McCormick International USA is on the move with a new facility in Duluth, Ga., a new equipment line and a new CEO. But the road has sometimes been a rocky one for this new company with a historic nameplate.
Rodney Miller, named the company's chief executive officer in April, 2008, recently presented some straight talk at the company's annual dealer meeting. One stinging reality for him to deal with up front was the fact the company placed dead last of the 39 equipment lines that were surveyed in the 2008 NAEDA (North American Equipment Dealers Association) report.
Miller told the audience of equipment dealers and other industry people. "We failed you in every category. That is not acceptable. To give validity to the report, if I were honest, it is exactly how I would have rated us."
Miller noted 2008 was a rebuilding and restructuring year for McCormick and that company officials are recommitting the company to its dealers.
"We've been working hard to right all of our wrongs," he said. "Let me say emphatically, we're still not where we need to be, but progress is being made."
Even while it was in the process of being renovated, Miller (left in gray coat) showed the company's new Duluth headquarters off to attendees at the McCormick International USA's annual dealer meeting. The new building will allow significant savings in freight and other costs while enhancing quality control and inventory.
The company has a slew of new products to offer customers this year, including a new look for the MTX and CX models, both of which shipped in the first quarter of 2009. The company has also recently introduced new TTX, CTU and CTV models as well as the XTX 145 and 165. Those are more new products for the company than are likely to be introduced for several years, Miller noted.
ARGO S.p.a of Italy acquired the McCormick name in 2000 and formulated a new business plan for the company. McCormick initially saw losses six years in a row after the company's inception in the USA in December 2001. But Miller believes they have now turned that situation around.
"Last year (2008) we broke that six-year losing streak to become profitable," he said. "And we're going to stay the course for next year and the year after."
As part of the rebuilding process the company has made strides in filling parts orders. Miller noted the company has much improved its performance in fulfilling orders in a timely way. The company has also totally restructured the service and warranty department. It made major changes in programs, particularly with aggressive financing. The company was the first in the industry, for example, to announce 0% financing for 60 months on main product offerings under 100 horsepower.
Can you hear me now?
Although customers are only likely to see or feel it indirectly, the company has made changes in the way it interacts with its USA employees, including paying bonuses for the first time ever in 2008.
The company has made enhancements to its web site, with easier navigation and an updated dealer locator.
Also, rather than relying on voicemail, the company made another enhancement customers and dealers will appreciate.
"We answer the phone," Miller said. "That may seem like a small thing, but it's big in customer service."
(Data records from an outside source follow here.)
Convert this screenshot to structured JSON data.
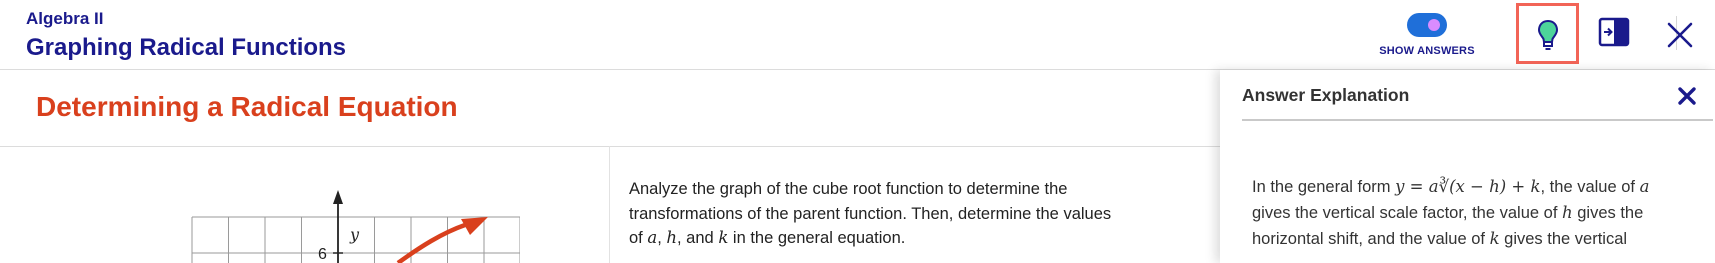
{
  "header": {
    "course": "Algebra II",
    "lesson": "Graphing Radical Functions",
    "show_answers_label": "SHOW ANSWERS",
    "show_answers_on": true
  },
  "section": {
    "title": "Determining a Radical Equation"
  },
  "graph": {
    "y_axis_label": "y",
    "y_tick_label": "6"
  },
  "instructions": {
    "part1": "Analyze the graph of the cube root function to determine the transformations of the parent function. Then, determine the values of ",
    "var_a": "a",
    "comma1": ", ",
    "var_h": "h",
    "and_text": ", and ",
    "var_k": "k",
    "part2": " in the general equation."
  },
  "answer_panel": {
    "title": "Answer Explanation",
    "explanation": {
      "lead": "In the general form ",
      "formula": "y = a∛(x − h) + k",
      "after_formula": ", the value of ",
      "var_a": "a",
      "text2": " gives the vertical scale factor, the value of ",
      "var_h": "h",
      "text3": " gives the horizontal shift, and the value of ",
      "var_k": "k",
      "text4": " gives the vertical"
    }
  },
  "colors": {
    "brand_blue": "#1a1a8c",
    "section_title": "#d9401d",
    "toggle_on": "#1f6fd9",
    "hint_highlight": "#f26457",
    "curve": "#d9401d"
  },
  "icons": [
    "lightbulb-icon",
    "side-panel-icon",
    "close-icon",
    "panel-close-icon"
  ]
}
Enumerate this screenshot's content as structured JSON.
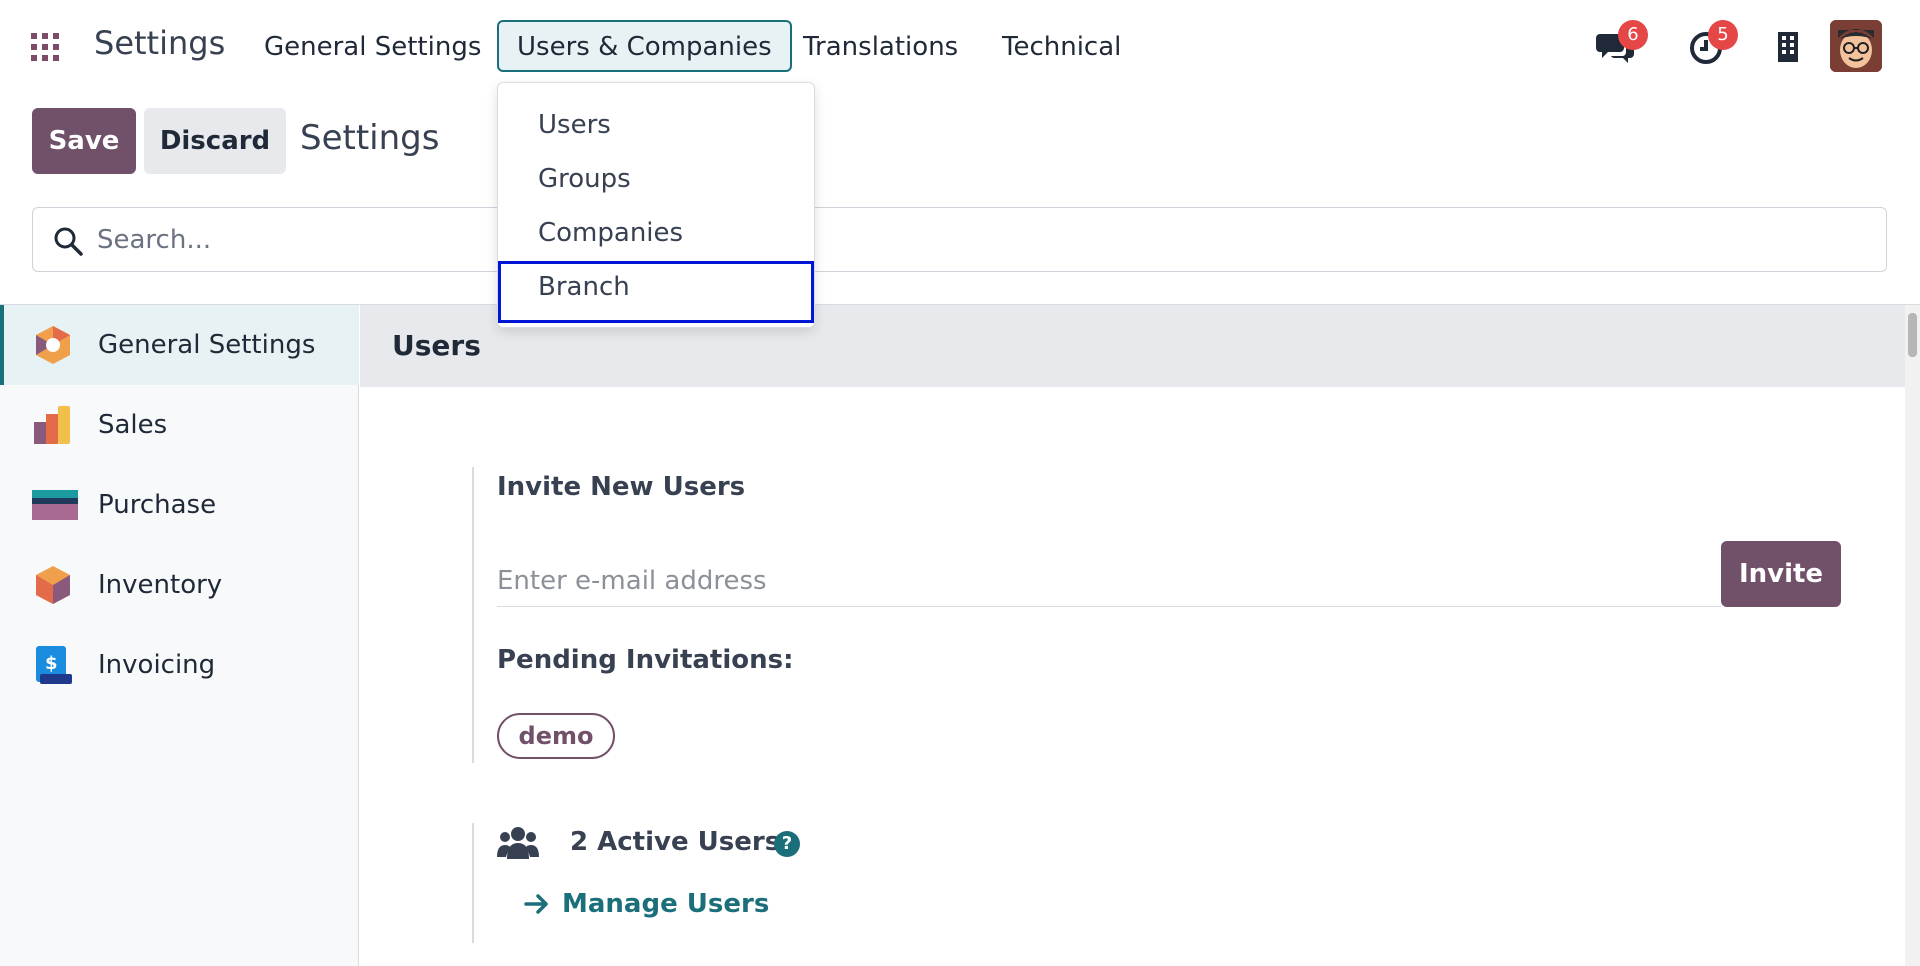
{
  "navbar": {
    "brand": "Settings",
    "menu": [
      {
        "label": "General Settings"
      },
      {
        "label": "Users & Companies"
      },
      {
        "label": "Translations"
      },
      {
        "label": "Technical"
      }
    ],
    "messages_badge": "6",
    "activity_badge": "5"
  },
  "dropdown": {
    "items": [
      {
        "label": "Users"
      },
      {
        "label": "Groups"
      },
      {
        "label": "Companies"
      },
      {
        "label": "Branch"
      }
    ]
  },
  "control_panel": {
    "save_label": "Save",
    "discard_label": "Discard",
    "title": "Settings"
  },
  "search": {
    "placeholder": "Search..."
  },
  "sidebar": {
    "items": [
      {
        "label": "General Settings"
      },
      {
        "label": "Sales"
      },
      {
        "label": "Purchase"
      },
      {
        "label": "Inventory"
      },
      {
        "label": "Invoicing"
      }
    ]
  },
  "main": {
    "section_title": "Users",
    "invite_title": "Invite New Users",
    "email_placeholder": "Enter e-mail address",
    "invite_label": "Invite",
    "pending_label": "Pending Invitations:",
    "pending_users": [
      "demo"
    ],
    "active_users_label": "2 Active Users",
    "help_label": "?",
    "manage_users_label": "Manage Users"
  },
  "colors": {
    "primary": "#71506a",
    "accent": "#1b6f7b",
    "badge": "#e54646",
    "highlight_border": "#0015d6"
  }
}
A new facility in Duluth, Ga., will help the company consolidate tractor assembly to one location with savings of between $500,000 and $750,000 in freight and logistics. Miller said it will also enhance quality control and in inventory management.